PROBLEM REQUIREMENTS
Which of the lines below hold the word "glyph"? Pull each of them out.

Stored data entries
================================

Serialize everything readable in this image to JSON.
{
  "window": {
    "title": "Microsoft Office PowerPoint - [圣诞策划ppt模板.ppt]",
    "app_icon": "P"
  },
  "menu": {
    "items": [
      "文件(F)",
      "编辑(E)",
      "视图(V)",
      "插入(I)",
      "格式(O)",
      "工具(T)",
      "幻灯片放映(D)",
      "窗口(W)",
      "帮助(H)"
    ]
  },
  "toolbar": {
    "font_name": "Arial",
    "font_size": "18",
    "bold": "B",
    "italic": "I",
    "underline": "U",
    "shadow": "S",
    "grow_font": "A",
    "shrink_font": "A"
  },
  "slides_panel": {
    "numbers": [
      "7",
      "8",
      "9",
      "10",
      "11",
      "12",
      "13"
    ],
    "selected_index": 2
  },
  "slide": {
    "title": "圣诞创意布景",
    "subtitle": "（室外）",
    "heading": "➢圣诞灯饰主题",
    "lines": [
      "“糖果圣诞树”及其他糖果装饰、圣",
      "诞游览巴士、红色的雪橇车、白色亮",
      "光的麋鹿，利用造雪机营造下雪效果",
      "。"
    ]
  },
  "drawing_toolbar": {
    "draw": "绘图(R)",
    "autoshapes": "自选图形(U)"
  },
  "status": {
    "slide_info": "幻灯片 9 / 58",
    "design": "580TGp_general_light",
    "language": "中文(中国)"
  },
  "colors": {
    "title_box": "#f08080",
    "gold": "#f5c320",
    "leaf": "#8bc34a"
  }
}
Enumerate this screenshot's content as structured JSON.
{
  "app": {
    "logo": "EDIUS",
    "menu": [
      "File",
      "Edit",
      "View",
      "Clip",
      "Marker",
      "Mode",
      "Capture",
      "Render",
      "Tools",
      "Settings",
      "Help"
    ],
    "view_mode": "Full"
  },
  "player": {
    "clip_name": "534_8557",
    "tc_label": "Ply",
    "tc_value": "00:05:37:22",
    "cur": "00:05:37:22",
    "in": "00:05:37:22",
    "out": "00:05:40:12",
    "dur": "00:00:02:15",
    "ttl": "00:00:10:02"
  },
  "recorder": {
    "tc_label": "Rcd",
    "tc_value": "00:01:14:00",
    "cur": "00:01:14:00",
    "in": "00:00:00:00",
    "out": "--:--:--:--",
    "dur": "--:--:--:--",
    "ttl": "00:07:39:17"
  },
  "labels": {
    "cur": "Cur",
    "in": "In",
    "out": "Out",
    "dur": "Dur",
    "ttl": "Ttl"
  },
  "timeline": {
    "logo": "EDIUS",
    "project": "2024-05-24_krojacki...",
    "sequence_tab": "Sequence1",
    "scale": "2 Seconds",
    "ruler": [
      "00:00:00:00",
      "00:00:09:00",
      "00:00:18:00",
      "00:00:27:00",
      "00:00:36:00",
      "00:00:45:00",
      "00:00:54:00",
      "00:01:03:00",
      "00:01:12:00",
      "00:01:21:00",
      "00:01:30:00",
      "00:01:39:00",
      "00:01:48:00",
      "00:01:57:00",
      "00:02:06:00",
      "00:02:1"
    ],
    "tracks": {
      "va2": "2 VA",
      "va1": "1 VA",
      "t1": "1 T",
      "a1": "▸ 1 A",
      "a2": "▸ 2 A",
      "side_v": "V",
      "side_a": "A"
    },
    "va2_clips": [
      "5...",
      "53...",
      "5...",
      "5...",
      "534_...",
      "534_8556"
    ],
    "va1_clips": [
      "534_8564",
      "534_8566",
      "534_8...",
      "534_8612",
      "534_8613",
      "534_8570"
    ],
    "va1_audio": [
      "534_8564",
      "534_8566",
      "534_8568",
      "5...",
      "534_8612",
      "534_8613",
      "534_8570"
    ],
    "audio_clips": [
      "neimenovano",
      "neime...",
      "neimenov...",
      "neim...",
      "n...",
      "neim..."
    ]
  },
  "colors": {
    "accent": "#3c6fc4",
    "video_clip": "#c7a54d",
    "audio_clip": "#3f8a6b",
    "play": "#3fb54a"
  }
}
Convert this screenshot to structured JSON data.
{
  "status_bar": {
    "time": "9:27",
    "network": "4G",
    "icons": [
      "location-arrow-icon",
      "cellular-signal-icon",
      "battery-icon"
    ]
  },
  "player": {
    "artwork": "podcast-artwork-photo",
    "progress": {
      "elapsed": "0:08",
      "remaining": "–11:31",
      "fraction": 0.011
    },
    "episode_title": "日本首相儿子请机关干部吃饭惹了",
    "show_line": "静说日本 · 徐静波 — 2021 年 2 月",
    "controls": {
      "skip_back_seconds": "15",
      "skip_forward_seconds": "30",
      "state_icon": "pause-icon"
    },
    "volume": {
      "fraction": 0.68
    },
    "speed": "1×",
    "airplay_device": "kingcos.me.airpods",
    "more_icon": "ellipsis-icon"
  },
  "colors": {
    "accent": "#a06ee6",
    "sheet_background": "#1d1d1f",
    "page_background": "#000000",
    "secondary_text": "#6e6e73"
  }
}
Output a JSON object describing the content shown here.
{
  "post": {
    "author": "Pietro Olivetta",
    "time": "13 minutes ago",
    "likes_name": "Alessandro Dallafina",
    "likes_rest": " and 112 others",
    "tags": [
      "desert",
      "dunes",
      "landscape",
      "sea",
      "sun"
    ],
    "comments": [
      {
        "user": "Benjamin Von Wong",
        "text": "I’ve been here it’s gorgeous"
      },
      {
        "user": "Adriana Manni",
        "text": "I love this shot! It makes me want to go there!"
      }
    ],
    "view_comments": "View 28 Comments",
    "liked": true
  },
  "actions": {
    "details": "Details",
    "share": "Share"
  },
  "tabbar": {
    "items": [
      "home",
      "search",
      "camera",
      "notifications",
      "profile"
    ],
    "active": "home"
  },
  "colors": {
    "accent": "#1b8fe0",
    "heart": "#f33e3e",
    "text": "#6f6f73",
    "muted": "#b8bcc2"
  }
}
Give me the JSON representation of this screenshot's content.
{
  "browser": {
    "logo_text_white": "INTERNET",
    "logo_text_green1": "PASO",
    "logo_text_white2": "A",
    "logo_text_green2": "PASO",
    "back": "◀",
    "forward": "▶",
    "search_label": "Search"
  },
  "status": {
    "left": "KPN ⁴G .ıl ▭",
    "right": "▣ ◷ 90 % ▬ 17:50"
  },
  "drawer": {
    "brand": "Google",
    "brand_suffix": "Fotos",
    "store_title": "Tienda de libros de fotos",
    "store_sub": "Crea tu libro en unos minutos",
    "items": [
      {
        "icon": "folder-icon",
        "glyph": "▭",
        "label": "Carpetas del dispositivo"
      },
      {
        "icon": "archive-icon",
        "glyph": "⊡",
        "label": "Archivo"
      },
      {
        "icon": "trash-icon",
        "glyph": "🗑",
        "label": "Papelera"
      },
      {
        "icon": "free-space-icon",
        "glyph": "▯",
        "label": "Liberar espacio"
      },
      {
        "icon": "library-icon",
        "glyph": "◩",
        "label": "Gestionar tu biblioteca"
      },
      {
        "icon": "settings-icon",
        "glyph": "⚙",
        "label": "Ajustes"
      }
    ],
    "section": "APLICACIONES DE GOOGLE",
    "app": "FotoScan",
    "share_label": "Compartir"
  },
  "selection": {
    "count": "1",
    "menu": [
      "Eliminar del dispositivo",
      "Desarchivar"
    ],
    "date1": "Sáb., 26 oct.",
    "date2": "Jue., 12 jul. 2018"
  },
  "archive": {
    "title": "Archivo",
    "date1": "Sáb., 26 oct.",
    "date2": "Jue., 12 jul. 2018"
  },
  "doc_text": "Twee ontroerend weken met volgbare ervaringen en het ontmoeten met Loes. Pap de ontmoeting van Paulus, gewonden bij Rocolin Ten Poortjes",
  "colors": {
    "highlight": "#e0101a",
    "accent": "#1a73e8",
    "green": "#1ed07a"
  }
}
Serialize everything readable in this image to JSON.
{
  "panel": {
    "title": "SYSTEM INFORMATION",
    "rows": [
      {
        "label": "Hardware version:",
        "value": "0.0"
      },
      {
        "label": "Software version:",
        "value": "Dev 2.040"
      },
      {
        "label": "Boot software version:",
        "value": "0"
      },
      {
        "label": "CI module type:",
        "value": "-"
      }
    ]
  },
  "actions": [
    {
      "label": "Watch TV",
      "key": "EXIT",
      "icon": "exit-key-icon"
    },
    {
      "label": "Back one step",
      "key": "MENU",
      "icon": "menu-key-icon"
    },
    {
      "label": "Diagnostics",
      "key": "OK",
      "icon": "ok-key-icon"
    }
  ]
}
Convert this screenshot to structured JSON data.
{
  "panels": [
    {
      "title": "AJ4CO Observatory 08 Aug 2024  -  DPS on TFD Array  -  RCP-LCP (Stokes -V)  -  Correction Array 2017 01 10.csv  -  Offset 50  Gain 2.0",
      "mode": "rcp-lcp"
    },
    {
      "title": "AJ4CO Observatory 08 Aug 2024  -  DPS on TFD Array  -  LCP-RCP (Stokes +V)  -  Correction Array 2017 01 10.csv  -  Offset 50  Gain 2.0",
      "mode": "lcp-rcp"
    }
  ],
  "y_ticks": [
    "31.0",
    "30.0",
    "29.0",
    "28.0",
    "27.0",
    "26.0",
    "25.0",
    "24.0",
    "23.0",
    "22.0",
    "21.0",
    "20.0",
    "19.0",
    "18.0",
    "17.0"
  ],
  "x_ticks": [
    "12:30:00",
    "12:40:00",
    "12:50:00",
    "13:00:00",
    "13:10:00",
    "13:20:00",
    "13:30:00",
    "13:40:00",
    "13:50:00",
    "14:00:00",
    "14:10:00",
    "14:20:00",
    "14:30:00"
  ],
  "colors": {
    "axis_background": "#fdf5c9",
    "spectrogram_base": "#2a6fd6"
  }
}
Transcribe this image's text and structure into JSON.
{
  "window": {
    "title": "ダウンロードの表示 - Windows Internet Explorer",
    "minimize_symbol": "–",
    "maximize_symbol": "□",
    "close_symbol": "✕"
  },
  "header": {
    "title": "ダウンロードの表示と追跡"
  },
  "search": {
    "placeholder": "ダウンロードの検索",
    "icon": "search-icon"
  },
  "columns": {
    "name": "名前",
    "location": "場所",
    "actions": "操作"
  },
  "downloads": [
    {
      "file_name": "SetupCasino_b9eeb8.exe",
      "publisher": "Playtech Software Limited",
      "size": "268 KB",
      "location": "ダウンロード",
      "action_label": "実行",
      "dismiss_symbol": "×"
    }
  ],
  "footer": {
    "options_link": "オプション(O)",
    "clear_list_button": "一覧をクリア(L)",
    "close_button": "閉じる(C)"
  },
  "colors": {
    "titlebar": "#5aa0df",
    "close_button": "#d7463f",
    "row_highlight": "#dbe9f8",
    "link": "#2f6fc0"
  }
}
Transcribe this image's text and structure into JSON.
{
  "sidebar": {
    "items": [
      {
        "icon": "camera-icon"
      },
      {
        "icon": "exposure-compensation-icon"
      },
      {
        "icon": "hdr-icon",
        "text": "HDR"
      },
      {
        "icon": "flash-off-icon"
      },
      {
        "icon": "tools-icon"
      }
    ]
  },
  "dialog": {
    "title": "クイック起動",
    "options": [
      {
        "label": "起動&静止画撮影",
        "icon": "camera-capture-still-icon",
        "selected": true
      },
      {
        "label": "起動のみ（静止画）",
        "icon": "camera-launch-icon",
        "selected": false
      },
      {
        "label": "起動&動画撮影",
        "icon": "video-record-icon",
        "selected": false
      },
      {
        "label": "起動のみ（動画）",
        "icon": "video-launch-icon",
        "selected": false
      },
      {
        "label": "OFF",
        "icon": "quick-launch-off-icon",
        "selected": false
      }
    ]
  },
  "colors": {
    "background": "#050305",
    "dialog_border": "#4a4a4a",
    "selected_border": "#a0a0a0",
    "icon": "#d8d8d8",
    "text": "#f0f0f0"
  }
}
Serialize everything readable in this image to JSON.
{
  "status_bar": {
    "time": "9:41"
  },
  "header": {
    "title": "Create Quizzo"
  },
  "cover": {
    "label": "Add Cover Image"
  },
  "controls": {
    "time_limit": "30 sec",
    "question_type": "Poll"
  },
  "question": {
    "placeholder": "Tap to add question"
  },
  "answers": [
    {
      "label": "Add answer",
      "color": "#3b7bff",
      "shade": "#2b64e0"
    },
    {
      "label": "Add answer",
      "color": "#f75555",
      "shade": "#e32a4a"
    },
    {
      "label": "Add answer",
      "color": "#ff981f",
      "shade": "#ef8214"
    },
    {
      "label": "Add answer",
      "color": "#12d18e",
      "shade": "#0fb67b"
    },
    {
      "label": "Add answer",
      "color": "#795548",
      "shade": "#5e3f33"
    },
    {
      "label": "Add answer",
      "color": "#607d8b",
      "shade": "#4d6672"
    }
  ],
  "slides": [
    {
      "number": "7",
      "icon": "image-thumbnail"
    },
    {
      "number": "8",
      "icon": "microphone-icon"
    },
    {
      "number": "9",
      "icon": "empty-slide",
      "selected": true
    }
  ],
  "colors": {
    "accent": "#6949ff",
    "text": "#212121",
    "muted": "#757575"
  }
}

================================

RESULT
        "glyph": "▭",
        "glyph": "⊡",
        "glyph": "🗑",
        "glyph": "▯",
        "glyph": "◩",
        "glyph": "⚙",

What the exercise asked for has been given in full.